I dunno about Europe, but in Quebec the standard filler words are tsé (for tu sais) and genre, the latter of which is usually seen as the lower-key one.
The standard and less classy one are “heu” (er), “quoi/hein” (what), “bah/ben/bien” (well).
But you can also use some basic one :
- “En fait“, “au fond“, (in fact…)
- “En vérité” (verily…)
- “Alors” (So, then)
- “Vous savez/Tu sais” (You know)
- “Vous voyez/Tu vois” (You see)
- “Croyez-moi/Crois-moi” (Believe me)
- “hein” (okay)
- You can always use swear words as filler in any language if you’re brave enough.
Then they are the less obvious one and the list is endless. If you want political level fillers (aka langue de bois) you can watch this video (in french) of a full speech improvisation with only 17 base concept.
Some of these French filler words are very common and sometimes very ugly:
In the 80’s and the 90’s, most people used to say “pis bon ben” between two sentences, an ugly contraction of “puis, bon eh bien”.
Nowadays, “pis bon ben” has mostly disappeared, but it’s been replaced by another ugly terminator: “(…)Mais bon, voilà, quoi“.
This Wikipedia article about filler words lists the following ones for French (emphasis mine):

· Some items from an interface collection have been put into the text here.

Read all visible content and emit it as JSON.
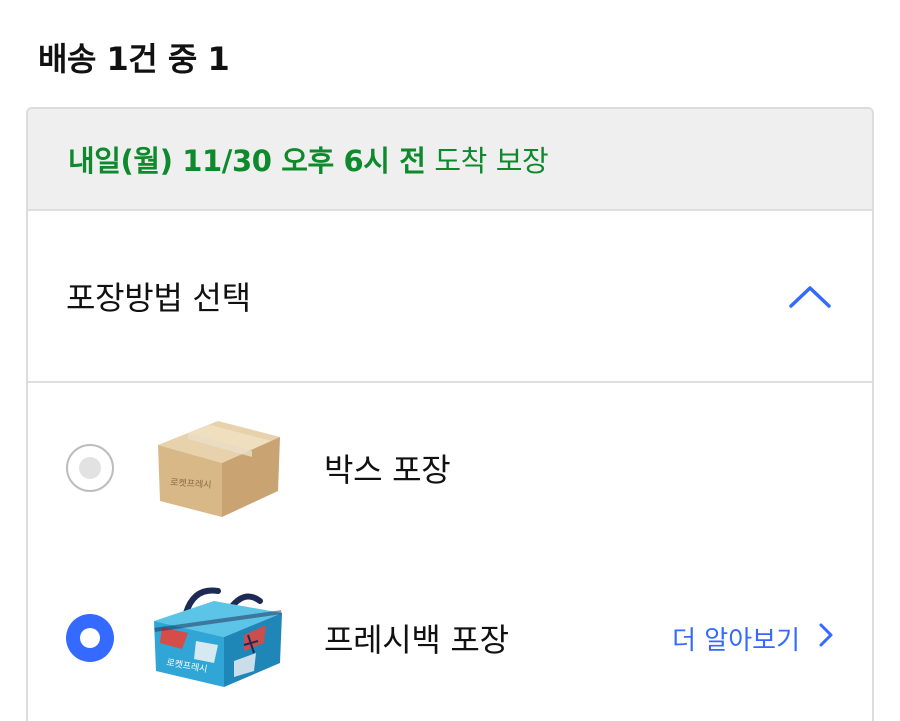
{
  "shipment": {
    "title": "배송 1건 중 1"
  },
  "delivery": {
    "promise_strong": "내일(월) 11/30 오후 6시 전",
    "promise_rest": " 도착 보장",
    "color": "#0e8a2c"
  },
  "packaging": {
    "title": "포장방법 선택",
    "toggle_icon": "chevron-up-icon",
    "options": [
      {
        "label": "박스 포장",
        "selected": false,
        "image_icon": "cardboard-box-icon",
        "image_text": "로켓프레시"
      },
      {
        "label": "프레시백 포장",
        "selected": true,
        "image_icon": "fresh-bag-icon",
        "image_text": "로켓프레시",
        "link_label": "더 알아보기",
        "link_icon": "chevron-right-icon"
      }
    ]
  },
  "colors": {
    "accent": "#346aff",
    "banner_bg": "#efefef",
    "border": "#dcdcdc"
  }
}
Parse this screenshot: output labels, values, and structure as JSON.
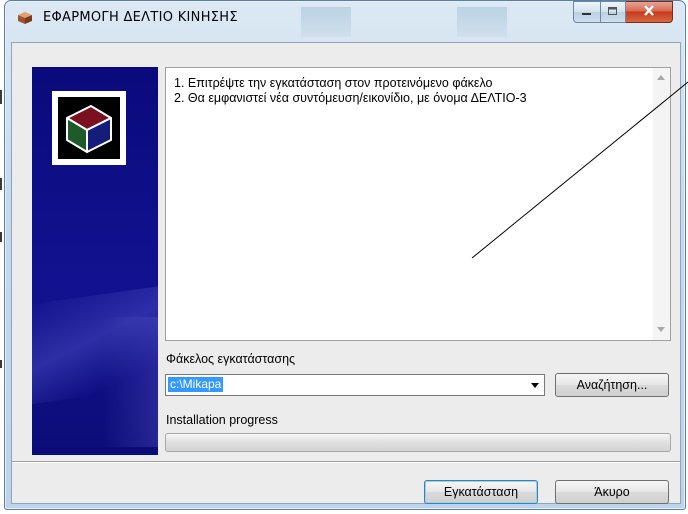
{
  "window": {
    "title": "ΕΦΑΡΜΟΓΗ ΔΕΛΤΙΟ ΚΙΝΗΣΗΣ",
    "icon": "installer-box-icon",
    "controls": [
      "minimize-icon",
      "maximize-icon",
      "close-icon"
    ]
  },
  "instructions": {
    "line1": "1. Επιτρέψτε την εγκατάσταση στον προτεινόμενο φάκελο",
    "line2": "2. Θα εμφανιστεί νέα συντόμευση/εικονίδιο,  με όνομα  ΔΕΛΤΙΟ-3"
  },
  "folder": {
    "label": "Φάκελος εγκατάστασης",
    "value": "c:\\Mikapa",
    "browse_label": "Αναζήτηση..."
  },
  "progress": {
    "label": "Installation progress",
    "value": 0
  },
  "footer": {
    "install_label": "Εγκατάσταση",
    "cancel_label": "Άκυρο"
  },
  "colors": {
    "side_panel": "#0a0a7c",
    "selection": "#3399ff",
    "close_button": "#c6391d"
  }
}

euh /ø/ is most common; other words used as fillers include quoi (“what”), bah, ben (“well”), tu vois (“you see”), t’vois c’que j’veux dire? (“you see what I mean?”), tu sais, t’sais (“you know”), and eh bien (roughly “well”, as in “Well, I’m not sure”). Outside France other expressions are t’sais veux dire? (“ya know what I mean?”; Québec), or allez une fois (“go one time”; especially in Brussels, not in Wallonia). Additional filler words used by youngsters include genre (“kind”), comme (“like”), and style (“style”; “kind”).
As a native French speaker, these all look correct to me.
In passing (I was looking for this when I stumbled upon this thread), it turns out a
filler (word) would be called a
mot de remplissage or
mot bouche-trou in French.
Filler words can be used to articulate speech and become more fluent.
Now, undesirable filler words and expressions are called
tics de langage (link to the French article on the topic, with examples).
“Tu vois?” has been mentioned numerous times above, but I frequently hear it as “Tu ahh” which for me is like “Tu as” – you have. However I’ve been re-assured by many French they are saying “Tu vois”!
I live in Lyon, France.
Something typically parisian :
“Donc, euh… voilà quoi”
Or, simply : “quoi”, at the end of the sentence : “Faut que t’arrêtes de fumer, quoi.” (You gotta quit smoking, man)